[What is needed] After reading the data below, copy out every line that contains the word "amount".
START Data for this task
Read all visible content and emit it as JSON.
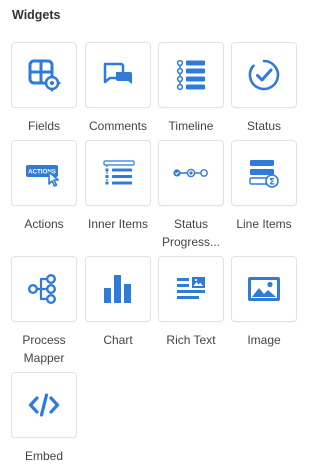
{
  "panel": {
    "title": "Widgets"
  },
  "accent_color": "#2f7bd8",
  "widgets": [
    {
      "label": "Fields",
      "icon": "fields-icon"
    },
    {
      "label": "Comments",
      "icon": "comments-icon"
    },
    {
      "label": "Timeline",
      "icon": "timeline-icon"
    },
    {
      "label": "Status",
      "icon": "status-icon"
    },
    {
      "label": "Actions",
      "icon": "actions-icon",
      "icon_text": "ACTIONS"
    },
    {
      "label": "Inner Items",
      "icon": "inner-items-icon"
    },
    {
      "label": "Status Progress...",
      "icon": "status-progress-icon"
    },
    {
      "label": "Line Items",
      "icon": "line-items-icon",
      "icon_text": "Σ"
    },
    {
      "label": "Process Mapper",
      "icon": "process-mapper-icon"
    },
    {
      "label": "Chart",
      "icon": "chart-icon"
    },
    {
      "label": "Rich Text",
      "icon": "rich-text-icon"
    },
    {
      "label": "Image",
      "icon": "image-icon"
    },
    {
      "label": "Embed",
      "icon": "embed-icon"
    }
  ]
}
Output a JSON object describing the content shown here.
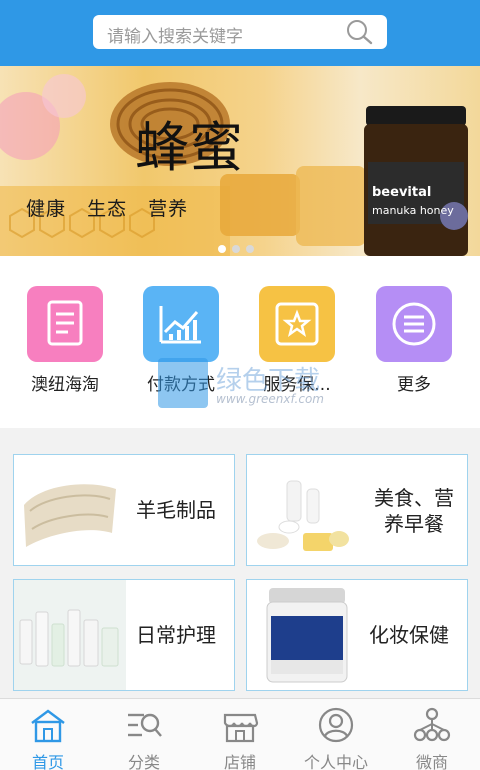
{
  "search": {
    "placeholder": "请输入搜索关键字"
  },
  "banner": {
    "tag1": "健康",
    "tag2": "生态",
    "tag3": "营养",
    "calligraphy": "蜂蜜",
    "product_brand": "beevital",
    "product_name": "manuka honey",
    "active_slide": 1,
    "slide_count": 3
  },
  "categories": [
    {
      "label": "澳纽海淘",
      "icon": "document-icon",
      "color": "#f77fbf"
    },
    {
      "label": "付款方式",
      "icon": "chart-icon",
      "color": "#5ab4f5"
    },
    {
      "label": "服务保...",
      "icon": "star-icon",
      "color": "#f6c244"
    },
    {
      "label": "更多",
      "icon": "menu-icon",
      "color": "#b58ef5"
    }
  ],
  "watermark": {
    "text": "绿色下载",
    "url": "www.greenxf.com",
    "logo_text": "GREENXF .COM"
  },
  "products": [
    {
      "title": "羊毛制品"
    },
    {
      "title": "美食、营养早餐"
    },
    {
      "title": "日常护理"
    },
    {
      "title": "化妆保健"
    }
  ],
  "tabs": [
    {
      "label": "首页",
      "icon": "home-icon",
      "active": true
    },
    {
      "label": "分类",
      "icon": "category-search-icon",
      "active": false
    },
    {
      "label": "店铺",
      "icon": "store-icon",
      "active": false
    },
    {
      "label": "个人中心",
      "icon": "user-icon",
      "active": false
    },
    {
      "label": "微商",
      "icon": "network-icon",
      "active": false
    }
  ],
  "colors": {
    "primary": "#2f98e6",
    "card_border": "#9fd3ee"
  }
}
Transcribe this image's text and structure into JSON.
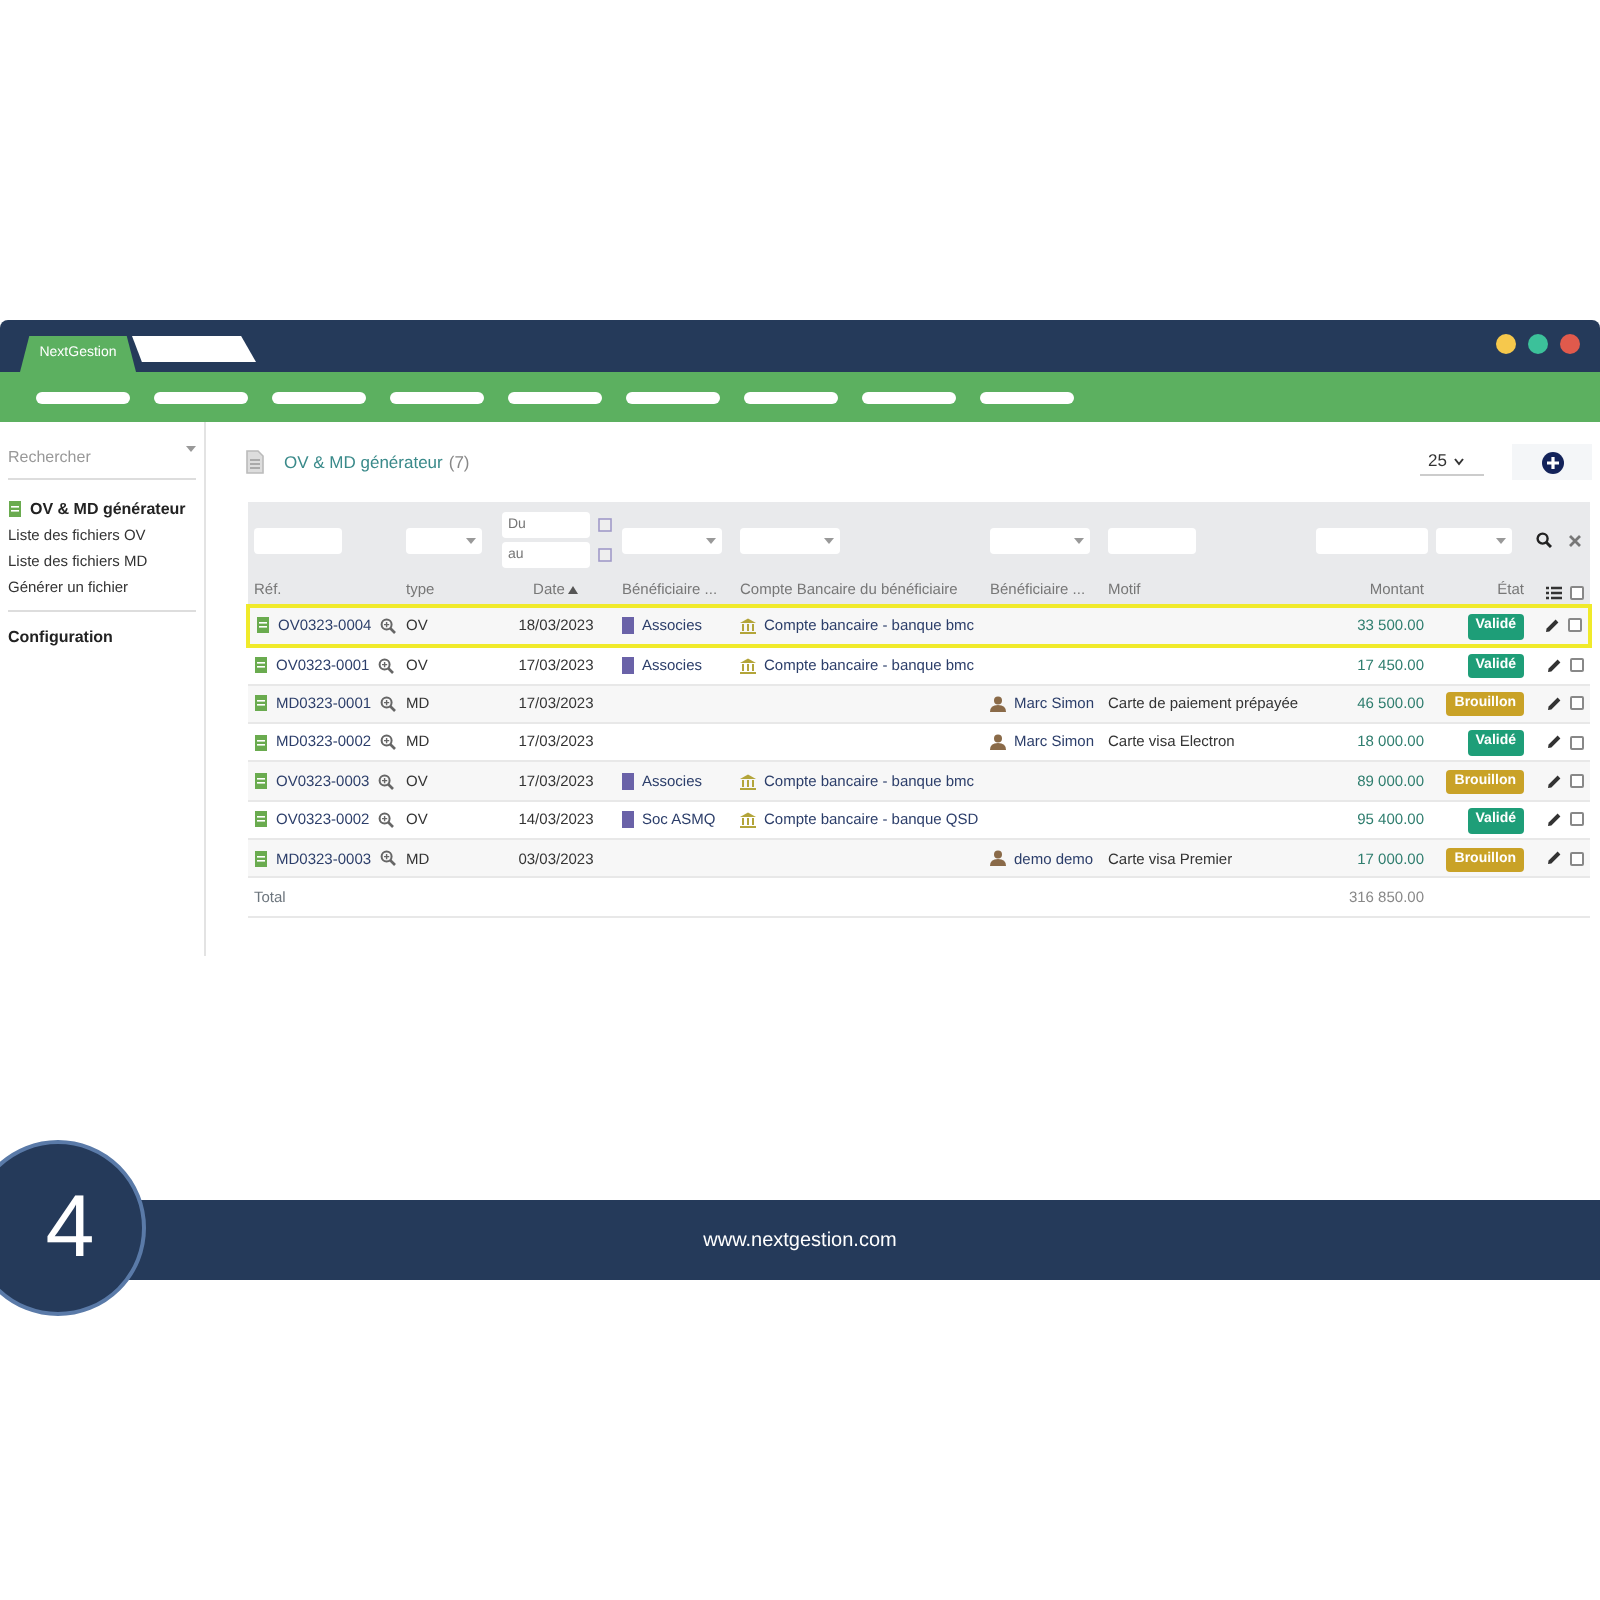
{
  "app_tab": {
    "label": "NextGestion"
  },
  "sidebar": {
    "search": {
      "placeholder": "Rechercher"
    },
    "items": [
      {
        "label": "OV & MD générateur",
        "kind": "section"
      },
      {
        "label": "Liste des fichiers OV",
        "kind": "link"
      },
      {
        "label": "Liste des fichiers MD",
        "kind": "link"
      },
      {
        "label": "Générer un fichier",
        "kind": "link"
      },
      {
        "label": "Configuration",
        "kind": "heading"
      }
    ]
  },
  "page": {
    "title": "OV & MD générateur",
    "count": "(7)",
    "per_page": "25"
  },
  "filters": {
    "date_from": {
      "placeholder": "Du"
    },
    "date_to": {
      "placeholder": "au"
    }
  },
  "table": {
    "columns": [
      {
        "label": "Réf.",
        "sorted": false
      },
      {
        "label": "type",
        "sorted": false
      },
      {
        "label": "Date",
        "sorted": true
      },
      {
        "label": "Bénéficiaire ...",
        "sorted": false
      },
      {
        "label": "Compte Bancaire du bénéficiaire",
        "sorted": false
      },
      {
        "label": "Bénéficiaire ...",
        "sorted": false
      },
      {
        "label": "Motif",
        "sorted": false
      },
      {
        "label": "Montant",
        "sorted": false
      },
      {
        "label": "État",
        "sorted": false
      }
    ],
    "rows": [
      {
        "ref": "OV0323-0004",
        "type": "OV",
        "date": "18/03/2023",
        "beneficiary": {
          "name": "Associes",
          "kind": "company"
        },
        "account": "Compte bancaire - banque bmc",
        "amount": "33 500.00",
        "status": {
          "label": "Validé",
          "kind": "valid"
        },
        "highlighted": true,
        "checked": false
      },
      {
        "ref": "OV0323-0001",
        "type": "OV",
        "date": "17/03/2023",
        "beneficiary": {
          "name": "Associes",
          "kind": "company"
        },
        "account": "Compte bancaire - banque bmc",
        "amount": "17 450.00",
        "status": {
          "label": "Validé",
          "kind": "valid"
        },
        "highlighted": false,
        "checked": false
      },
      {
        "ref": "MD0323-0001",
        "type": "MD",
        "date": "17/03/2023",
        "beneficiary": {
          "name": "Marc Simon",
          "kind": "person"
        },
        "motif": "Carte de paiement prépayée",
        "amount": "46 500.00",
        "status": {
          "label": "Brouillon",
          "kind": "draft"
        },
        "highlighted": false,
        "checked": false
      },
      {
        "ref": "MD0323-0002",
        "type": "MD",
        "date": "17/03/2023",
        "beneficiary": {
          "name": "Marc Simon",
          "kind": "person"
        },
        "motif": "Carte visa Electron",
        "amount": "18 000.00",
        "status": {
          "label": "Validé",
          "kind": "valid"
        },
        "highlighted": false,
        "checked": false
      },
      {
        "ref": "OV0323-0003",
        "type": "OV",
        "date": "17/03/2023",
        "beneficiary": {
          "name": "Associes",
          "kind": "company"
        },
        "account": "Compte bancaire - banque bmc",
        "amount": "89 000.00",
        "status": {
          "label": "Brouillon",
          "kind": "draft"
        },
        "highlighted": false,
        "checked": false
      },
      {
        "ref": "OV0323-0002",
        "type": "OV",
        "date": "14/03/2023",
        "beneficiary": {
          "name": "Soc ASMQ",
          "kind": "company"
        },
        "account": "Compte bancaire - banque QSD",
        "amount": "95 400.00",
        "status": {
          "label": "Validé",
          "kind": "valid"
        },
        "highlighted": false,
        "checked": false
      },
      {
        "ref": "MD0323-0003",
        "type": "MD",
        "date": "03/03/2023",
        "beneficiary": {
          "name": "demo demo",
          "kind": "person"
        },
        "motif": "Carte visa Premier",
        "amount": "17 000.00",
        "status": {
          "label": "Brouillon",
          "kind": "draft"
        },
        "highlighted": false,
        "checked": false
      }
    ],
    "total": {
      "label": "Total",
      "amount": "316 850.00"
    },
    "select_all_checked": false
  },
  "footer": {
    "step": "4",
    "url": "www.nextgestion.com"
  }
}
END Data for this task
[Answer to the exercise]
        "amount": "33 500.00",
        "amount": "17 450.00",
        "amount": "46 500.00",
        "amount": "18 000.00",
        "amount": "89 000.00",
        "amount": "95 400.00",
        "amount": "17 000.00",
      "amount": "316 850.00"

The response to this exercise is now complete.